◆ WORK INSTRUCTION ◆
Look through the records below, and copy out every line that holds the string "value".

Website and app data records
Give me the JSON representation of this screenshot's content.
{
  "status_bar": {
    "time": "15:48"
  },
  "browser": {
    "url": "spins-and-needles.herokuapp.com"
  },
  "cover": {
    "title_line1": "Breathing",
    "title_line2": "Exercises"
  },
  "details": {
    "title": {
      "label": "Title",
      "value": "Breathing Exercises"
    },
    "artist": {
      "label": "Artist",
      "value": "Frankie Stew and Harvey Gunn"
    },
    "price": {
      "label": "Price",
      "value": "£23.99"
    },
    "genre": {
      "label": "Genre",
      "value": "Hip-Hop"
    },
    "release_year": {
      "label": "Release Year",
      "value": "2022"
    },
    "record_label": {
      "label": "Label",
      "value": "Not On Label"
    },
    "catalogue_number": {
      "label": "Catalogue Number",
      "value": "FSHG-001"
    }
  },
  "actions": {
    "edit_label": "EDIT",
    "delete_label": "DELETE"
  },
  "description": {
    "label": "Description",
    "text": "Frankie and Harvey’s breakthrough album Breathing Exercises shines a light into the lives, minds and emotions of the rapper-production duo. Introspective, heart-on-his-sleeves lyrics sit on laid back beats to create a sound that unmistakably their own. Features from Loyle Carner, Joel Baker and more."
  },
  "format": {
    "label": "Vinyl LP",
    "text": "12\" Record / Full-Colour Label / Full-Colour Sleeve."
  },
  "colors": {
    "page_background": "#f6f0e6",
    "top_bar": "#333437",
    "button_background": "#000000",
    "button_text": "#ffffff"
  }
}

◆ TASK ANSWER ◆
      "value": "Breathing Exercises"
      "value": "Frankie Stew and Harvey Gunn"
      "value": "£23.99"
      "value": "Hip-Hop"
      "value": "2022"
      "value": "Not On Label"
      "value": "FSHG-001"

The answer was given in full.